___ Information supplied ___

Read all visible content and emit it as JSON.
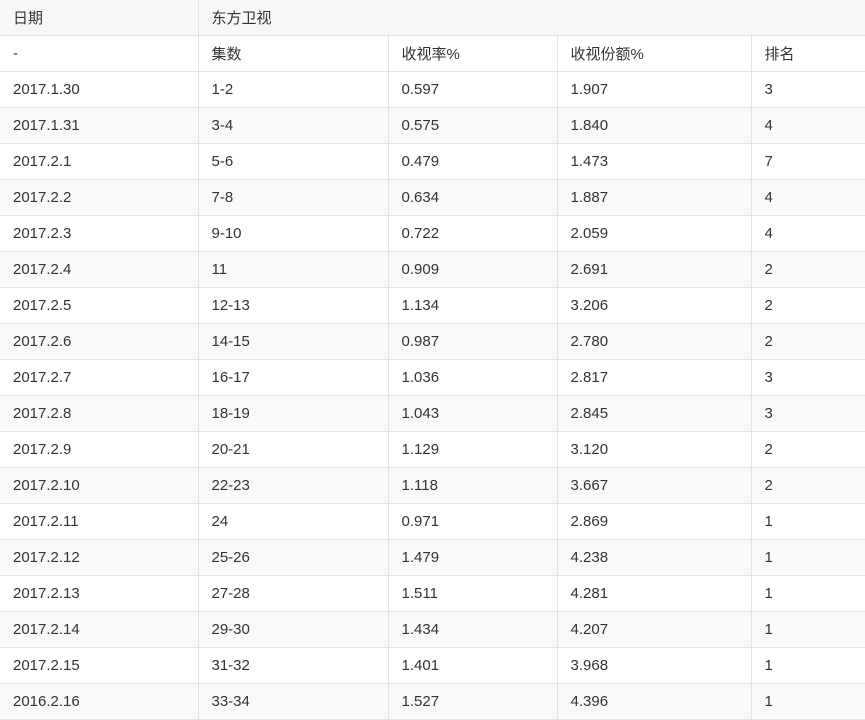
{
  "header": {
    "date_label": "日期",
    "channel_label": "东方卫视"
  },
  "subheader": {
    "date_placeholder": "-",
    "episodes_label": "集数",
    "rating_label": "收视率%",
    "share_label": "收视份额%",
    "rank_label": "排名"
  },
  "rows": [
    {
      "date": "2017.1.30",
      "episodes": "1-2",
      "rating": "0.597",
      "share": "1.907",
      "rank": "3"
    },
    {
      "date": "2017.1.31",
      "episodes": "3-4",
      "rating": "0.575",
      "share": "1.840",
      "rank": "4"
    },
    {
      "date": "2017.2.1",
      "episodes": "5-6",
      "rating": "0.479",
      "share": "1.473",
      "rank": "7"
    },
    {
      "date": "2017.2.2",
      "episodes": "7-8",
      "rating": "0.634",
      "share": "1.887",
      "rank": "4"
    },
    {
      "date": "2017.2.3",
      "episodes": "9-10",
      "rating": "0.722",
      "share": "2.059",
      "rank": "4"
    },
    {
      "date": "2017.2.4",
      "episodes": "11",
      "rating": "0.909",
      "share": "2.691",
      "rank": "2"
    },
    {
      "date": "2017.2.5",
      "episodes": "12-13",
      "rating": "1.134",
      "share": "3.206",
      "rank": "2"
    },
    {
      "date": "2017.2.6",
      "episodes": "14-15",
      "rating": "0.987",
      "share": "2.780",
      "rank": "2"
    },
    {
      "date": "2017.2.7",
      "episodes": "16-17",
      "rating": "1.036",
      "share": "2.817",
      "rank": "3"
    },
    {
      "date": "2017.2.8",
      "episodes": "18-19",
      "rating": "1.043",
      "share": "2.845",
      "rank": "3"
    },
    {
      "date": "2017.2.9",
      "episodes": "20-21",
      "rating": "1.129",
      "share": "3.120",
      "rank": "2"
    },
    {
      "date": "2017.2.10",
      "episodes": "22-23",
      "rating": "1.118",
      "share": "3.667",
      "rank": "2"
    },
    {
      "date": "2017.2.11",
      "episodes": "24",
      "rating": "0.971",
      "share": "2.869",
      "rank": "1"
    },
    {
      "date": "2017.2.12",
      "episodes": "25-26",
      "rating": "1.479",
      "share": "4.238",
      "rank": "1"
    },
    {
      "date": "2017.2.13",
      "episodes": "27-28",
      "rating": "1.511",
      "share": "4.281",
      "rank": "1"
    },
    {
      "date": "2017.2.14",
      "episodes": "29-30",
      "rating": "1.434",
      "share": "4.207",
      "rank": "1"
    },
    {
      "date": "2017.2.15",
      "episodes": "31-32",
      "rating": "1.401",
      "share": "3.968",
      "rank": "1"
    },
    {
      "date": "2016.2.16",
      "episodes": "33-34",
      "rating": "1.527",
      "share": "4.396",
      "rank": "1"
    }
  ]
}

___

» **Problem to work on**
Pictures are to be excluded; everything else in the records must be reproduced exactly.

» **Result for this task**
Read all visible content and emit it as JSON.
{
  "header": {
    "date_label": "日期",
    "channel_label": "东方卫视"
  },
  "subheader": {
    "date_placeholder": "-",
    "episodes_label": "集数",
    "rating_label": "收视率%",
    "share_label": "收视份额%",
    "rank_label": "排名"
  },
  "rows": [
    {
      "date": "2017.1.30",
      "episodes": "1-2",
      "rating": "0.597",
      "share": "1.907",
      "rank": "3"
    },
    {
      "date": "2017.1.31",
      "episodes": "3-4",
      "rating": "0.575",
      "share": "1.840",
      "rank": "4"
    },
    {
      "date": "2017.2.1",
      "episodes": "5-6",
      "rating": "0.479",
      "share": "1.473",
      "rank": "7"
    },
    {
      "date": "2017.2.2",
      "episodes": "7-8",
      "rating": "0.634",
      "share": "1.887",
      "rank": "4"
    },
    {
      "date": "2017.2.3",
      "episodes": "9-10",
      "rating": "0.722",
      "share": "2.059",
      "rank": "4"
    },
    {
      "date": "2017.2.4",
      "episodes": "11",
      "rating": "0.909",
      "share": "2.691",
      "rank": "2"
    },
    {
      "date": "2017.2.5",
      "episodes": "12-13",
      "rating": "1.134",
      "share": "3.206",
      "rank": "2"
    },
    {
      "date": "2017.2.6",
      "episodes": "14-15",
      "rating": "0.987",
      "share": "2.780",
      "rank": "2"
    },
    {
      "date": "2017.2.7",
      "episodes": "16-17",
      "rating": "1.036",
      "share": "2.817",
      "rank": "3"
    },
    {
      "date": "2017.2.8",
      "episodes": "18-19",
      "rating": "1.043",
      "share": "2.845",
      "rank": "3"
    },
    {
      "date": "2017.2.9",
      "episodes": "20-21",
      "rating": "1.129",
      "share": "3.120",
      "rank": "2"
    },
    {
      "date": "2017.2.10",
      "episodes": "22-23",
      "rating": "1.118",
      "share": "3.667",
      "rank": "2"
    },
    {
      "date": "2017.2.11",
      "episodes": "24",
      "rating": "0.971",
      "share": "2.869",
      "rank": "1"
    },
    {
      "date": "2017.2.12",
      "episodes": "25-26",
      "rating": "1.479",
      "share": "4.238",
      "rank": "1"
    },
    {
      "date": "2017.2.13",
      "episodes": "27-28",
      "rating": "1.511",
      "share": "4.281",
      "rank": "1"
    },
    {
      "date": "2017.2.14",
      "episodes": "29-30",
      "rating": "1.434",
      "share": "4.207",
      "rank": "1"
    },
    {
      "date": "2017.2.15",
      "episodes": "31-32",
      "rating": "1.401",
      "share": "3.968",
      "rank": "1"
    },
    {
      "date": "2016.2.16",
      "episodes": "33-34",
      "rating": "1.527",
      "share": "4.396",
      "rank": "1"
    }
  ]
}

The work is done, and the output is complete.